21 Page 6 Mark Scheme Syllabus Paper Cambridge O Level May/June (a) Muslims believe that God alone is Lord, that He alone should be worshipped and that His names and attributes are unique to Him. Outline Muslim beliefs in the oneness of God.  Muslims believe in one God, Allah. This belief in the oneness of God is known as tawhid. This belief is the core of Islam and all creation has to recognise the Creator, which is God, and submit to his will. Tawhid has three aspects: Oneness of the Lordship of God; Oneness in Worship of God; and Oneness in the names and qualities of God. In this answer, candidates need to name these three aspects of Tawhid and explain them: Oneness of the Lordship of God: There is only one Lord for the entire universe, that is God. He is the Creator, Sustainer, Lawgiver and Master of the universe. He is neither the father nor the son of anyone. The main statement that every Muslim makes is la ilaha illa Allah, there is no God but Allah. Candidates could give quotes from the Qur an to expand on this aspect of tawhid. Oneness in Worship of God: Since God is the Creator, he is the only one worthy of worship. It is man s primary duty and obligation to worship none other than him. Muslims must only pray, invoke, and ask him for help. You alone we worship and You alone we ask help from. (Ikhlas 112:2-3) Oneness in the Names and Qualities of God: The belief includes: We must not name or qualify God except with what he and his Messenger have named or qualified him with. None can be named or qualified with the names or qualifications of God. Muslims must believe in all the qualities of God which he has stated in his Book or mentioned through his Messenger; Muslims believe in the divine attributes of God; these attributes are only inherent in God and this belief is integral to Islam. Muslims are unable to describe God; however, the existence of God can be realised through his manifestations and through his attributes as told by his messengers. Again, candidates can quote from the Qur an to develop the point further. (b) Why has God repeatedly warned Muslims against committing shirk?  An evaluative and personal response is needed to answer this question.

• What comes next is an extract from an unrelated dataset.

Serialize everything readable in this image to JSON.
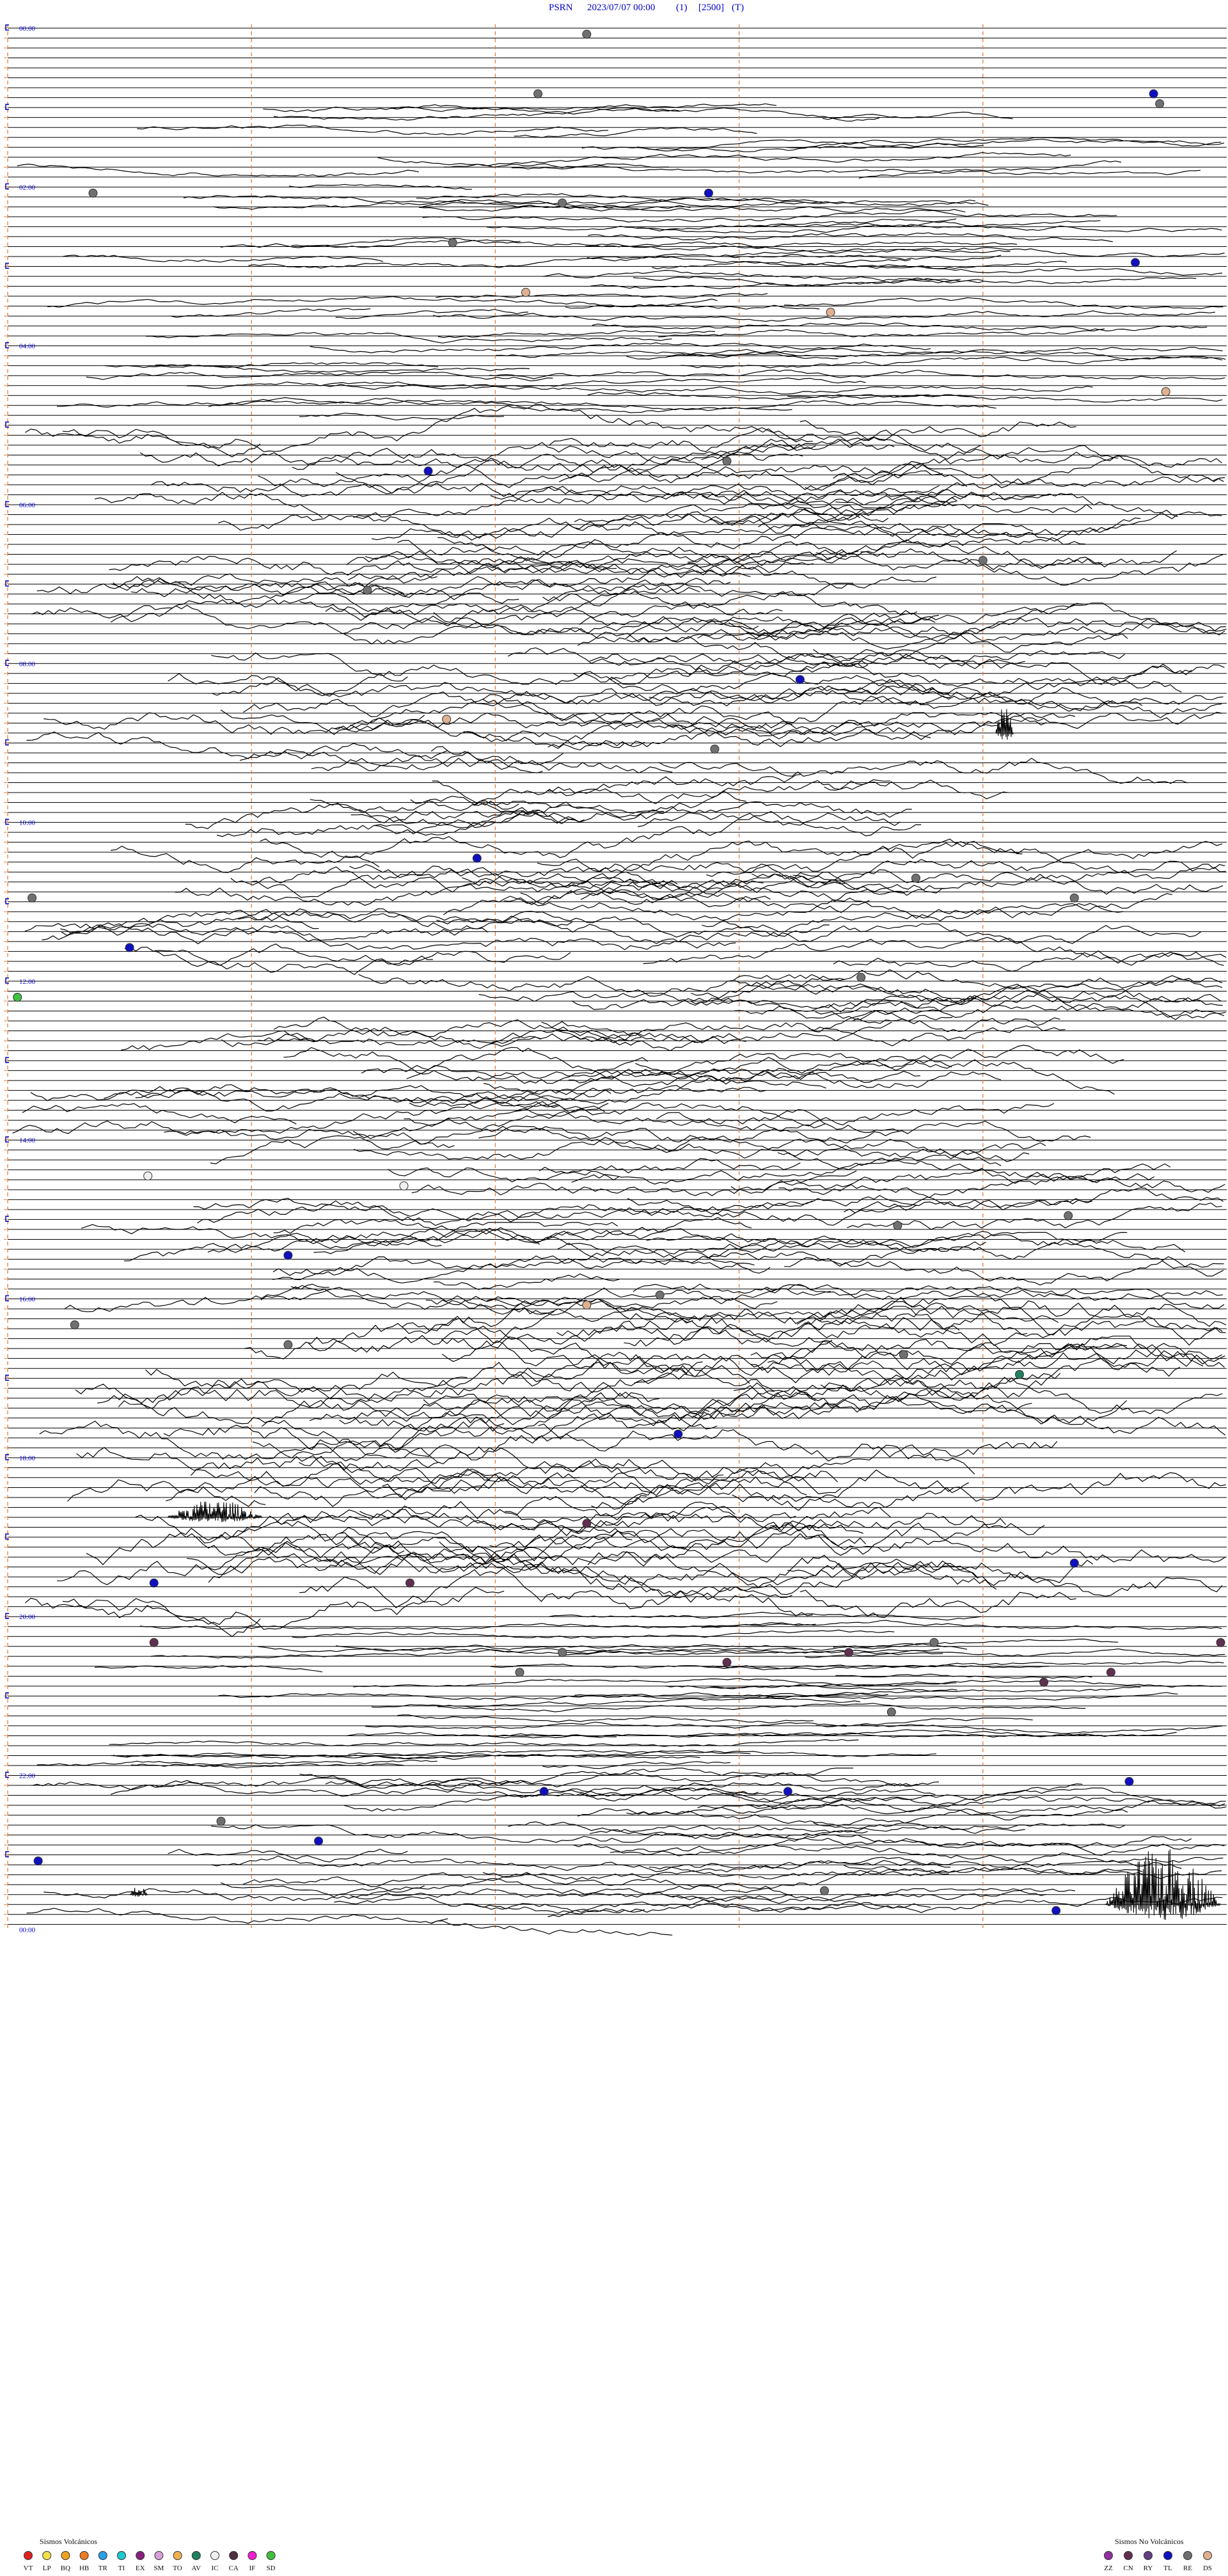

It could be said that God has warned Muslims against committing shirk as it signifies ascribing partners to him or suggesting that another could share his divine attributes. It has been termed as the most unforgivable of sins for which one will not be forgiven by God.